The Other Black Girl: A Novel

By Zakiya Dalila Harris

Twenty-six-year-old editorial assistant Nella Rogers is tired of being the only Black employee at Wagner Books. Fed up with the isolation and microaggressions, she’s thrilled when Harlem-born and bred Hazel starts working in the cubicle beside hers. They’ve only just started comparing natural hair care regimens, though, when a string of uncomfortable events elevates Hazel to Office Darling, and Nella is left in the dust.

 

Then the notes begin to appear on Nella’s desk: LEAVE WAGNER. NOW.

 

It’s hard to believe Hazel is behind these hostile messages. But as Nella starts to spiral and obsess over the sinister forces at play, she soon realizes that there’s a lot more at stake than just her career. Having joined Wagner Books to honor the legacy of Burning Heart, a novel written and edited by two Black women, she had thought that this animosity was a relic of the past. Is Nella ready to take on the fight of a new generation?

 

“Poignant, daring, and darkly funny, The Other Black Girl will have you stressed and exhilarated in equal measure through the very last twist” (Vulture). The perfect read for anyone who has ever felt manipulated, threatened, or overlooked in the workplace.


This discussion guide and book was shared and sponsored in partnership with Simon and Schuster.

Discussion Questions

Use these discussion questions to guide your next book club meeting.

Why do you think the author set this novel in the book publishing industry? How would the story unfold in another setting? How would it be similar or different?

Recalling Colin Franklin’s novel, Needles and Pins, have you ever read a book that was problematic? What was the title and what made it problematic? Why do you think it was able to get published? Was Nella right about confronting Colin about the stereotypes in Needles and Pins?

At what point in the story did you feel suspicious of Hazel? What made her more likable to people in the office?

“Filled with twists both unsettling and unexpected . . . such a timely read.”

– TIME

 

“A thrilling, edgier Devil Wears Prada that explores privilege and racism.”

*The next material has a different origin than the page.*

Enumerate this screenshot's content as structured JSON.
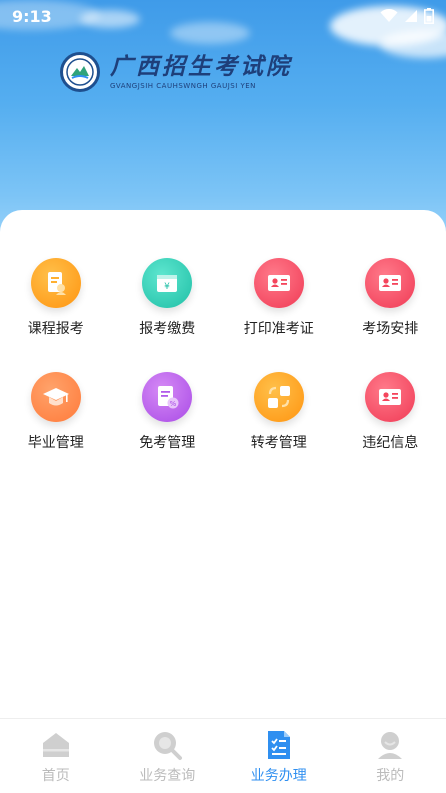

– Washington Post

 

“A sly satire and thriller rolled into one.”

– BBC

 

“Riveting, fearless, and vividly original. This is an exciting debut.”

– EMILY ST. JOHN MANDEL, New York Times bestselling author of The Glass Hotel

 

 “A psychological thriller for the modern-day working girl . . . filled with suspenseful twists and turns.”

– PopSugar